Start of Block

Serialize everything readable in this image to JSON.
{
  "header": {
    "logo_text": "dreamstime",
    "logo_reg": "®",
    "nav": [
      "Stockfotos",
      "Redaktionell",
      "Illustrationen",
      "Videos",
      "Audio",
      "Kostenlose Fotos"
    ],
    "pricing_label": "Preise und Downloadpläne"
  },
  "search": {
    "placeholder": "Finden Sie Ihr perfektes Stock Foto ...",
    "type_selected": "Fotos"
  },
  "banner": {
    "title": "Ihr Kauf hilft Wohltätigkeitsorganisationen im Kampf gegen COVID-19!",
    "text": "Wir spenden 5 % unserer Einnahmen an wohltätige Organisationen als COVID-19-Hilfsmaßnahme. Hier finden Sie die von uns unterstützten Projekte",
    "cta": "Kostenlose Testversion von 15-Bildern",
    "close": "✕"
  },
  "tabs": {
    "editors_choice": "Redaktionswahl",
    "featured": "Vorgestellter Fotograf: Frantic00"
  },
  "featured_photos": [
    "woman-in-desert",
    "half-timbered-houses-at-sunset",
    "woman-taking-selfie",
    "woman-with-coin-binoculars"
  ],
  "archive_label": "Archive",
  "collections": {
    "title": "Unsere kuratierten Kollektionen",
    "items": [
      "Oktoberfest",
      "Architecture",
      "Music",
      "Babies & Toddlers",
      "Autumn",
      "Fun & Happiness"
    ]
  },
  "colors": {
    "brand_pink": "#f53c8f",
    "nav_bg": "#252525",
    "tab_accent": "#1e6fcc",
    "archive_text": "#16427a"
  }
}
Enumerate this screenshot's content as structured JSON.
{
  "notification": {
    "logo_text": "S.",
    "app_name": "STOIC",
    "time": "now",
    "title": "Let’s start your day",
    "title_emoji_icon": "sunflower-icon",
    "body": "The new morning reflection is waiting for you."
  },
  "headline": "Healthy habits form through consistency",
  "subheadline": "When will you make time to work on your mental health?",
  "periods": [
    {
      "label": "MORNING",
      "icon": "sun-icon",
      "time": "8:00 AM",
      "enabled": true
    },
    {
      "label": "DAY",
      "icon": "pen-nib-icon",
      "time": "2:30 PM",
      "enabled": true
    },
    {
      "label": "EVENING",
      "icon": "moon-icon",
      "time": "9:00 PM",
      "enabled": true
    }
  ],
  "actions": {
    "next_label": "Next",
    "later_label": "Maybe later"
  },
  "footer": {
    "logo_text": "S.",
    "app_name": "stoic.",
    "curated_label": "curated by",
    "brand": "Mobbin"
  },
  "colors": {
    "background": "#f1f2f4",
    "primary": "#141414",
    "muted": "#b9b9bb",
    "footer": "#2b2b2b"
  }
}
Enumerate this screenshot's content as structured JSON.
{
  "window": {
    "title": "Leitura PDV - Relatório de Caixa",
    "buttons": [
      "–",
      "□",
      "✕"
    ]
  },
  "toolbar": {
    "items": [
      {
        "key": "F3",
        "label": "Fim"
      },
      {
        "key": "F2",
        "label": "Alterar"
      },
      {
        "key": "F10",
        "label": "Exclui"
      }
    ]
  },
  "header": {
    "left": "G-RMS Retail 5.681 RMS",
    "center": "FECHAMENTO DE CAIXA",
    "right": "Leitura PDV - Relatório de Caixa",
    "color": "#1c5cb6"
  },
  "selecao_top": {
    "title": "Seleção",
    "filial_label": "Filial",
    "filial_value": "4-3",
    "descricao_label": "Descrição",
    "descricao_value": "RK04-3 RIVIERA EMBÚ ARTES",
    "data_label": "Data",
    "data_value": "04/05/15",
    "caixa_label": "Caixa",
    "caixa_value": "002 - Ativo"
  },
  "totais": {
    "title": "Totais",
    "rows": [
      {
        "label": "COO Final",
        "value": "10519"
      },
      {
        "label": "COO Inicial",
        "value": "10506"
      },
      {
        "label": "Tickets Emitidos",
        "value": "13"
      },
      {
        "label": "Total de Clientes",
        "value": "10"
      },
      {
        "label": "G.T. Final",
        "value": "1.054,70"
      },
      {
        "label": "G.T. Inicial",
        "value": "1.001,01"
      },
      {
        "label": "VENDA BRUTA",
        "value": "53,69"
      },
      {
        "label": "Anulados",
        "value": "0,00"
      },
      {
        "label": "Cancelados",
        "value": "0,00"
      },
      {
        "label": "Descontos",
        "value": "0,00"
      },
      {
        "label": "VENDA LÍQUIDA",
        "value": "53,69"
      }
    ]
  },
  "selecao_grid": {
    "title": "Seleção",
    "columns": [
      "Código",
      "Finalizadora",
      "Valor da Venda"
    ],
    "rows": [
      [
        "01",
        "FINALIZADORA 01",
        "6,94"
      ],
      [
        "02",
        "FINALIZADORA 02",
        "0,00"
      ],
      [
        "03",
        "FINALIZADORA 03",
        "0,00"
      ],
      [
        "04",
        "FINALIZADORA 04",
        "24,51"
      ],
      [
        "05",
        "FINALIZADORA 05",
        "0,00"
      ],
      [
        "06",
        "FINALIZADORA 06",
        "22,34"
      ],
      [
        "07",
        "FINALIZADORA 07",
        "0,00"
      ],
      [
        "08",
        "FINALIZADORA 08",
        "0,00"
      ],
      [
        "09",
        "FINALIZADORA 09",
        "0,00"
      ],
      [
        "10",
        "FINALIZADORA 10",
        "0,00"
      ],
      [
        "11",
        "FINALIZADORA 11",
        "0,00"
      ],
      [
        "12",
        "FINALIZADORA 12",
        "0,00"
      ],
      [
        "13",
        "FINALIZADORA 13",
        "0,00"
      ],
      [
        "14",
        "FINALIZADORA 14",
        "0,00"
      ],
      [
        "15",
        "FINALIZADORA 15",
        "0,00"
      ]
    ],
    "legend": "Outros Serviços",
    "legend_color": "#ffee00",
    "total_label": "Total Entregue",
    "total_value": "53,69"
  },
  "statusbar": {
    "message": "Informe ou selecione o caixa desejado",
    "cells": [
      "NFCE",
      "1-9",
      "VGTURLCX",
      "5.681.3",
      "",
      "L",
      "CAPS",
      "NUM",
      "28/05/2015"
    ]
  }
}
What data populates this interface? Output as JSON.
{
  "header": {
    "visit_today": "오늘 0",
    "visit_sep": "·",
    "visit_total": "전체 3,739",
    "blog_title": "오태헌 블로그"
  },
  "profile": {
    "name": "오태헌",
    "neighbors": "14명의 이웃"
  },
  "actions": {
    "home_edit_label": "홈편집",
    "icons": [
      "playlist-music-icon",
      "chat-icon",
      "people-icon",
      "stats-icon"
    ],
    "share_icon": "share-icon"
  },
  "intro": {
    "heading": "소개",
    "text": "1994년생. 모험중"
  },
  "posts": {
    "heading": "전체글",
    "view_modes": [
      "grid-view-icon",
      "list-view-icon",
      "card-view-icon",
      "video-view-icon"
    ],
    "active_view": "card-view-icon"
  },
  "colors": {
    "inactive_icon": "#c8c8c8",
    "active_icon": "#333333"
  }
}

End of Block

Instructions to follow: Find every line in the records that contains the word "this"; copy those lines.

Expected answer:
Serialize everything readable in this image to JSON.
Enumerate this screenshot's content as structured JSON.
Enumerate this screenshot's content as structured JSON.
What data populates this interface? Output as JSON.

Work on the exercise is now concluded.